Monday, July 14, 2008


Today, among hundreds of other possible projects, 4-H kids can raise puppies to become service animals for the sight- or hearing-impaired. Or they can raise llamas. Honestly. In the Forties, all I got to raise were five Rhode Island Red hens and about an equal number of anemic tomatoes.

Our Lakeside, New Jersey, 4-H club was named "The Willing Workers," a moniker with more hope than reality to back it up. But we had an excellent leader who would have fit neatly into an MGM "one-reel wonder" about 4-H-ers doing their bit for the war effort by learning to innoculate chickens and bottle the harvest from our Victory gardens.

Mrs. Alma Blakeslee still bore traces of a Swedish accent; her thick blonde hair, with only a few strands of grey, crowned her head in trim braids; and her spacious, handsome home provided barely enough work to use up her Nordic energy. The Blakeslees were the only couple I knew who had an Only Child. Having just one child struck the rest of us as more remarkable than Mrs. B's braids, her accent, or the fact that she always addressed her husband as "Mister Blakeslee." Once a week, eight or ten girls gathered in her kitchen to learn the homely arts, Swedish style.

I was pathetic at the whole business. My muffins, broken in half to show their texture, resembled open pit mines, so riddled were they with the tell-tale holes. (Too much mixing, or too little, I no longer remember.) Anything I sewed ended up looking like an item that the neediest war refugees would have rejected. "Tuck your knots out of sight!" Mrs. Blakeslee would implore. But it was fruitless: great snarled knots of thread always dangled from the hems of whatever I made, nasty little tattletales advertising my ineptitude. My canned vegetables never sparkled like jewels in their Mason jars; and for every peck of tomatoes that made it safely into one of my bottles, another peck ended up, mangled and in disgrace in the garbage bucket that would later feed the chickens.

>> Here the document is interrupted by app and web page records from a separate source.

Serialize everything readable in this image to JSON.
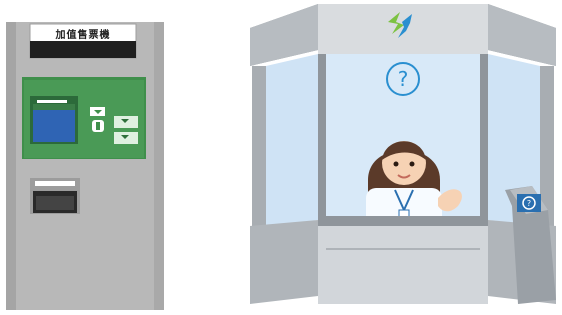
{
  "machine": {
    "sign_label": "加值售票機",
    "screen_color": "#2f64b4",
    "panel_color": "#4a9a56"
  },
  "booth": {
    "logo_icon": "lightning-bolt-logo-icon",
    "help_bubble_icon": "question-mark-icon",
    "kiosk_icon": "question-mark-icon",
    "glass_color": "#cfe3f5",
    "frame_color": "#9aa0a6"
  },
  "colors": {
    "logo_green": "#7cc242",
    "logo_blue": "#2a8fd0",
    "accent_blue": "#2a6fb0"
  }
}
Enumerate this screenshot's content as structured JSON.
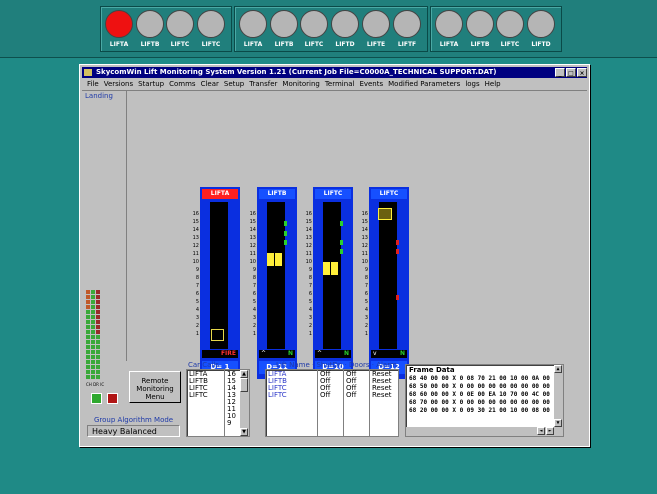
{
  "top_lamps": [
    {
      "label": "LIFTA",
      "on": true
    },
    {
      "label": "LIFTB",
      "on": false
    },
    {
      "label": "LIFTC",
      "on": false
    },
    {
      "label": "LIFTC",
      "on": false
    },
    {
      "label": "LIFTA",
      "on": false
    },
    {
      "label": "LIFTB",
      "on": false
    },
    {
      "label": "LIFTC",
      "on": false
    },
    {
      "label": "LIFTD",
      "on": false
    },
    {
      "label": "LIFTE",
      "on": false
    },
    {
      "label": "LIFTF",
      "on": false
    },
    {
      "label": "LIFTA",
      "on": false
    },
    {
      "label": "LIFTB",
      "on": false
    },
    {
      "label": "LIFTC",
      "on": false
    },
    {
      "label": "LIFTD",
      "on": false
    }
  ],
  "window": {
    "title": "SkycomWin Lift Monitoring System Version 1.21 (Current Job File=C0000A_TECHNICAL SUPPORT.DAT)",
    "menu": [
      "File",
      "Versions",
      "Startup",
      "Comms",
      "Clear",
      "Setup",
      "Transfer",
      "Monitoring",
      "Terminal",
      "Events",
      "Modified Parameters",
      "logs",
      "Help"
    ]
  },
  "left_panel": {
    "landing_label": "Landing",
    "bar_labels": "CH DR IC"
  },
  "shafts": [
    {
      "name": "LIFTA",
      "header_color": "#ff2020",
      "status_left": "",
      "status_right": "FIRE",
      "footer": "D= 1",
      "car_floor": 2,
      "car_style": "outline",
      "calls": []
    },
    {
      "name": "LIFTB",
      "header_color": "#1650ff",
      "status_left": "^",
      "status_right": "N",
      "footer": "D=11",
      "car_floor": 10,
      "car_style": "doors",
      "calls": [
        14,
        13,
        12
      ]
    },
    {
      "name": "LIFTC",
      "header_color": "#1650ff",
      "status_left": "^",
      "status_right": "N",
      "footer": "D=10",
      "car_floor": 9,
      "car_style": "doors",
      "calls": [
        14,
        12,
        11
      ]
    },
    {
      "name": "LIFTC",
      "header_color": "#1650ff",
      "status_left": "v",
      "status_right": "N",
      "footer": "D=12",
      "car_floor": 15,
      "car_style": "closed",
      "calls": [
        12,
        11,
        6
      ]
    }
  ],
  "floors": [
    "16",
    "15",
    "14",
    "13",
    "12",
    "11",
    "10",
    "9",
    "8",
    "7",
    "6",
    "5",
    "4",
    "3",
    "2",
    "1"
  ],
  "remote_menu": {
    "label": "Remote Monitoring Menu"
  },
  "group_algorithm": {
    "label": "Group Algorithm Mode",
    "value": "Heavy Balanced"
  },
  "car_calls": {
    "label": "Car Calls",
    "lifts": [
      "LIFTA",
      "LIFTB",
      "LIFTC",
      "LIFTC"
    ],
    "floors": [
      "16",
      "15",
      "14",
      "13",
      "12",
      "11",
      "10",
      "9"
    ]
  },
  "status_table": {
    "header": "Lift Name · ShutDn · Doors · Alarm",
    "rows": [
      {
        "name": "LIFTA",
        "shutdn": "Off",
        "doors": "Off",
        "alarm": "Reset"
      },
      {
        "name": "LIFTB",
        "shutdn": "Off",
        "doors": "Off",
        "alarm": "Reset"
      },
      {
        "name": "LIFTC",
        "shutdn": "Off",
        "doors": "Off",
        "alarm": "Reset"
      },
      {
        "name": "LIFTC",
        "shutdn": "Off",
        "doors": "Off",
        "alarm": "Reset"
      }
    ]
  },
  "frame_data": {
    "title": "Frame Data",
    "lines": [
      "68 40 00 00 X 0 08 70 21 00 10 00 0A 00",
      "68 50 00 00 X 0 00 00 00 00 00 00 00 00",
      "68 60 00 00 X 0 0E 00 EA 10 70 00 4C 00",
      "68 70 00 00 X 0 00 00 00 00 00 00 00 00",
      "68 20 00 00 X 0 09 30 21 00 10 00 08 00"
    ]
  },
  "colors": {
    "teal": "#1f8a86",
    "window_grey": "#c0c0c0",
    "shaft_blue": "#0a2fe0",
    "title_blue": "#000080"
  }
}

When, after a year's work, it was time for the Willing Workers to pack up our projects and travel to Rutgers University in New Brunswick to compete with other state 4-H-ers for ribbons and glory, the question of my dubious handiwork loomed large in Mrs. Blakeslee's mind. But the Swedes are nothing if not determined. In the catalog of possibilities, along with Baked Goods, Canned Fruits & Vegetables, Fine Sewing, Embroidery, Knitting & Crocheting, and Fashion Design, Mrs. B. found "Demonstration." Demonstration turned out to mean a short talk about something. Instead of a finished product, you could demonstrate a process. You would be judged on how clearly you demonstrated the process and how well you talked. One suggested topic was "Canning Lids and Jars." Surely I could talk somewhat better than I could cook or crochet? So for my demonstration, I studied the 4-H brochures on selecting and preparing Mason jars and Kerr rings and lids prior to bottling produce and worked up a 10-minute talk. What ten-year old wouldn't be thrilled with that, right?

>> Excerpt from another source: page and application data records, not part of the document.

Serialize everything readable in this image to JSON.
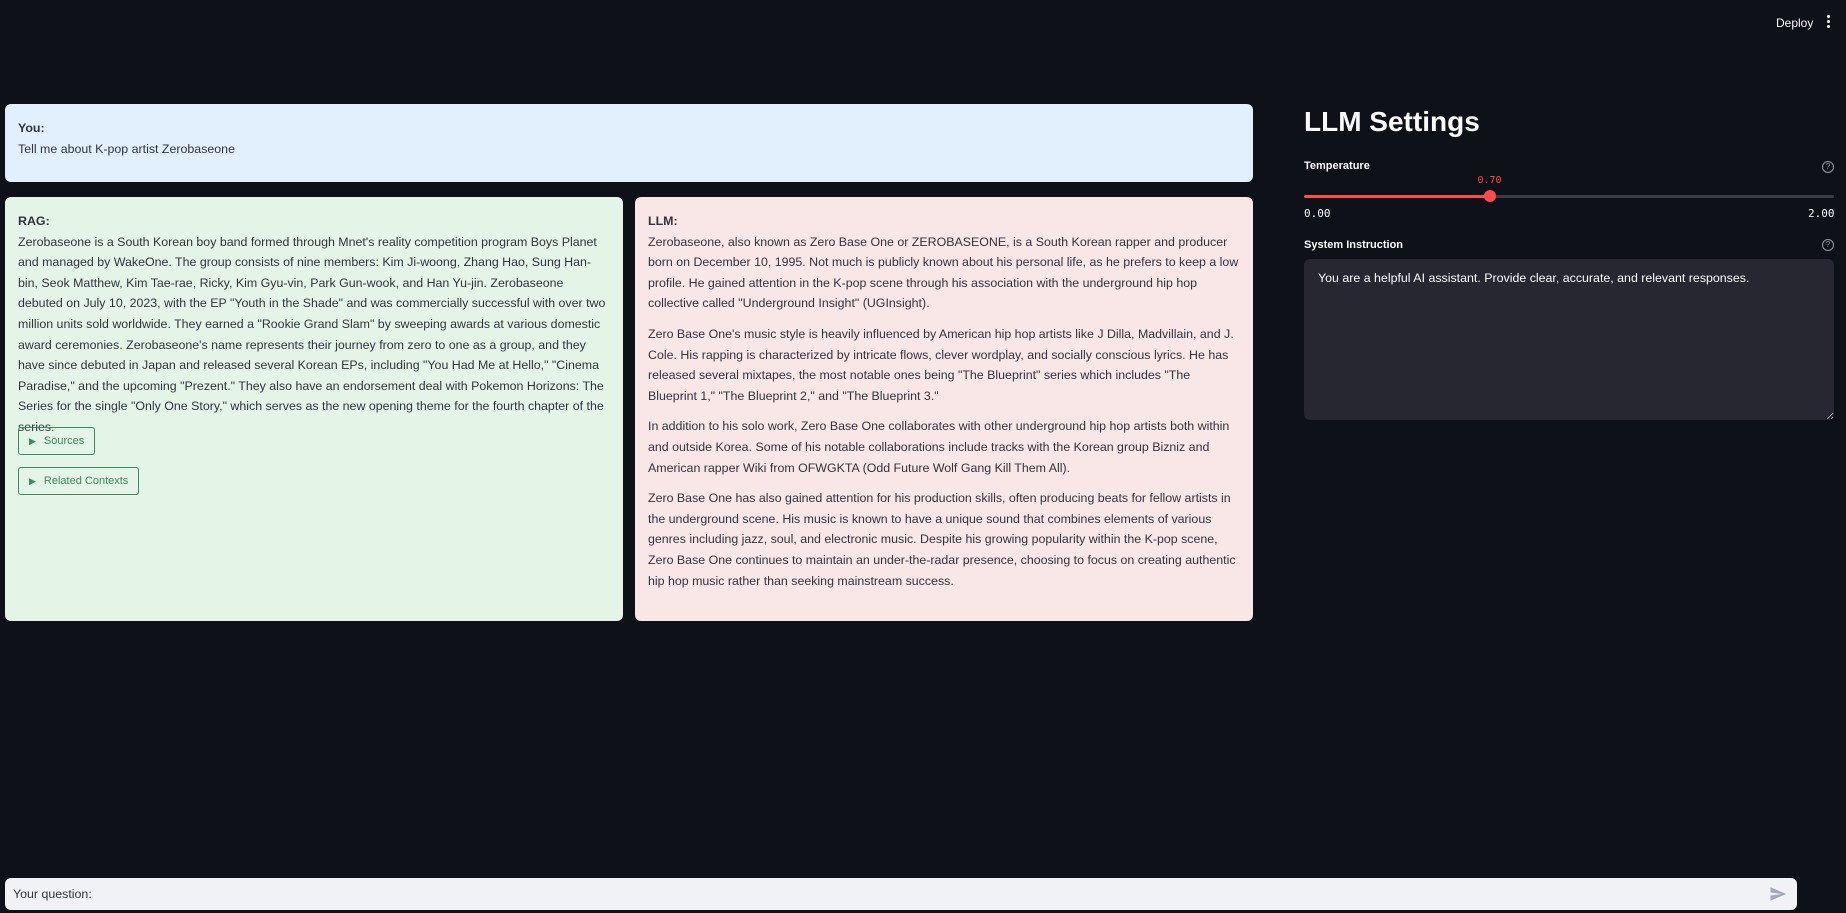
{
  "header": {
    "deploy_label": "Deploy",
    "menu_icon": "more-vertical-icon"
  },
  "user_message": {
    "label": "You:",
    "text": "Tell me about K-pop artist Zerobaseone"
  },
  "rag_response": {
    "label": "RAG:",
    "text": "Zerobaseone is a South Korean boy band formed through Mnet's reality competition program Boys Planet and managed by WakeOne. The group consists of nine members: Kim Ji-woong, Zhang Hao, Sung Han-bin, Seok Matthew, Kim Tae-rae, Ricky, Kim Gyu-vin, Park Gun-wook, and Han Yu-jin. Zerobaseone debuted on July 10, 2023, with the EP \"Youth in the Shade\" and was commercially successful with over two million units sold worldwide. They earned a \"Rookie Grand Slam\" by sweeping awards at various domestic award ceremonies. Zerobaseone's name represents their journey from zero to one as a group, and they have since debuted in Japan and released several Korean EPs, including \"You Had Me at Hello,\" \"Cinema Paradise,\" and the upcoming \"Prezent.\" They also have an endorsement deal with Pokemon Horizons: The Series for the single \"Only One Story,\" which serves as the new opening theme for the fourth chapter of the series.",
    "sources_label": "Sources",
    "related_label": "Related Contexts"
  },
  "llm_response": {
    "label": "LLM:",
    "paragraphs": [
      "Zerobaseone, also known as Zero Base One or ZEROBASEONE, is a South Korean rapper and producer born on December 10, 1995. Not much is publicly known about his personal life, as he prefers to keep a low profile. He gained attention in the K-pop scene through his association with the underground hip hop collective called \"Underground Insight\" (UGInsight).",
      "Zero Base One's music style is heavily influenced by American hip hop artists like J Dilla, Madvillain, and J. Cole. His rapping is characterized by intricate flows, clever wordplay, and socially conscious lyrics. He has released several mixtapes, the most notable ones being \"The Blueprint\" series which includes \"The Blueprint 1,\" \"The Blueprint 2,\" and \"The Blueprint 3.\"",
      "In addition to his solo work, Zero Base One collaborates with other underground hip hop artists both within and outside Korea. Some of his notable collaborations include tracks with the Korean group Bizniz and American rapper Wiki from OFWGKTA (Odd Future Wolf Gang Kill Them All).",
      "Zero Base One has also gained attention for his production skills, often producing beats for fellow artists in the underground scene. His music is known to have a unique sound that combines elements of various genres including jazz, soul, and electronic music. Despite his growing popularity within the K-pop scene, Zero Base One continues to maintain an under-the-radar presence, choosing to focus on creating authentic hip hop music rather than seeking mainstream success."
    ]
  },
  "settings": {
    "title": "LLM Settings",
    "temperature": {
      "label": "Temperature",
      "value": "0.70",
      "min": "0.00",
      "max": "2.00",
      "value_fraction": 0.35
    },
    "system_instruction": {
      "label": "System Instruction",
      "value": "You are a helpful AI assistant. Provide clear, accurate, and relevant responses."
    }
  },
  "chat_input": {
    "placeholder": "Your question:",
    "send_icon": "send-icon"
  },
  "colors": {
    "background": "#0e1117",
    "user_card": "#e2effd",
    "rag_card": "#e4f4e6",
    "llm_card": "#f9e6e6",
    "accent": "#ff4b4b"
  }
}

August at Rutgers was quiet, the college students away at the shore or the Poconos, working to earn tuition. (Rutgers was not, after all, Princeton, but the state's land grant university.) The 4-H visitors occupied the home economics building. In Room 321, its desks pushed to one side, a long table faced a seated panel of judges. Frozen with anxiety, a dozen of us girls sat behind the table on folding chairs, kept our knees together, and hyperventilated. Several of these country mice had never been this far away from home before, let alone on public display. At least the other Willing Workers could have their muffins or their knit goods judged; but we "demonstrators" ourselves were in the spotlight.

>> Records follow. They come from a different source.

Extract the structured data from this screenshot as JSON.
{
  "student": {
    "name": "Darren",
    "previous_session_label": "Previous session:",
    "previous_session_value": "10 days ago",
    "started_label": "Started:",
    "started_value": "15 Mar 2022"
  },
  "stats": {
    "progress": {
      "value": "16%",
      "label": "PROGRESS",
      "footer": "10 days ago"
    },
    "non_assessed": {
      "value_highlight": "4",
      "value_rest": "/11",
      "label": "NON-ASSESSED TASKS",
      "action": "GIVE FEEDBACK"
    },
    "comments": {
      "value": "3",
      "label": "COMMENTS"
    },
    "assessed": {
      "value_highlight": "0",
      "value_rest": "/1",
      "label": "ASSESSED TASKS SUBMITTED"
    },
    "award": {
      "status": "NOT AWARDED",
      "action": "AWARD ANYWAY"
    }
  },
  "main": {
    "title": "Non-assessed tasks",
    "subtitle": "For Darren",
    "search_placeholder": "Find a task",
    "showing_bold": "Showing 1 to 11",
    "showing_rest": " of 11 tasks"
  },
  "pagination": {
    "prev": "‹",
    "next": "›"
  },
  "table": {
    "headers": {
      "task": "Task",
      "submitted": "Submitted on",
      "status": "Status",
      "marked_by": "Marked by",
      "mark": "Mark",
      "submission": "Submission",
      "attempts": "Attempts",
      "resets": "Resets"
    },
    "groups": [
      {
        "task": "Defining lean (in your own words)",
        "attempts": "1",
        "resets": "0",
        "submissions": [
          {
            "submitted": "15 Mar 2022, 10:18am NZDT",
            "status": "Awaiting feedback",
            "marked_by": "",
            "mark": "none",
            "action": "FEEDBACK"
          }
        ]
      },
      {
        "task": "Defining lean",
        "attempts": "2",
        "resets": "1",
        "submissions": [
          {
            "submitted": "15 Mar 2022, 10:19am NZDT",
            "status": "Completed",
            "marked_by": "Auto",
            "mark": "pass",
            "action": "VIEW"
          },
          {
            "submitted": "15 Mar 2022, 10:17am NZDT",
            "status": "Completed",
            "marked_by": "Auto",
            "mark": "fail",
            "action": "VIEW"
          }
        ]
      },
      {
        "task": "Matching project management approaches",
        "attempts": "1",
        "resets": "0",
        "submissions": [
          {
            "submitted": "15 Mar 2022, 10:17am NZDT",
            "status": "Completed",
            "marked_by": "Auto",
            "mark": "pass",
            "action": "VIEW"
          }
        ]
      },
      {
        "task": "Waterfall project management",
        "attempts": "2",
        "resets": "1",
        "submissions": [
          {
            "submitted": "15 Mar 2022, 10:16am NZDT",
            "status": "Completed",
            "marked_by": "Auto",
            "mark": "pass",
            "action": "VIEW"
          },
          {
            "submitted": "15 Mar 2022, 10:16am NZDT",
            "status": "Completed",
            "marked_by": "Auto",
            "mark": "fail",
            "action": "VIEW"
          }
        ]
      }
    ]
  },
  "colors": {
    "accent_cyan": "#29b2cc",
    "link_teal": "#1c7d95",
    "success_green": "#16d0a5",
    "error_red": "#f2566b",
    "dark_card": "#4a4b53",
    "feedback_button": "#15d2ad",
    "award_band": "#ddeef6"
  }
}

At ten, I was the youngest girl there, so I was last on the list. I guess the theory was that watching the others would give me courage. Just before my demo, two sixteen-year olds stood up and prepared to give a talk on--canning lids and jars. My exact topic. They had neat stacks of notes that brimmed with beautifully hand-written data. (Some of you will remember that penmanship was once actually taught in school.) The teenagers took turns talking about chips in rims, proper sterilization of bottles, checking used metal lids for rust, and all the rest. And just before ending, they made a statement directly contradicting some detail I was scheduled to say.

As for me, I had no notes--hadn't even thought about notes. I had recited "pieces" since earliest Sunday School days, and you were supposed to know what you recited, as in "know by heart." So I got up, looked the three judges in the eye, and instructed these high school and college home economics teachers about lids and jars as though they'd been waiting for this enlightenment all their days. When I reached the disputed point (something about whether you did or didn't tighten the lids before they popped), I simply said that the teen-agers were misinformed, and told them the correct procedure. Then I sat down.

As the Lakeside Willing Workers rode home from New Brunswick, we chattered with near-hysterical relief that it was all over. Mrs. Blakeslee said little,but she seemed satisfied. We had collected a flutter of ribbons--a few whites (Fair) and at least six reds (Good). And one handsome blue ribbon (Excellent), with not a single dangling thread showing. QED.

1 comment:

Celeste said...

wonderful! ah, many memories of olden days ... thanks, CB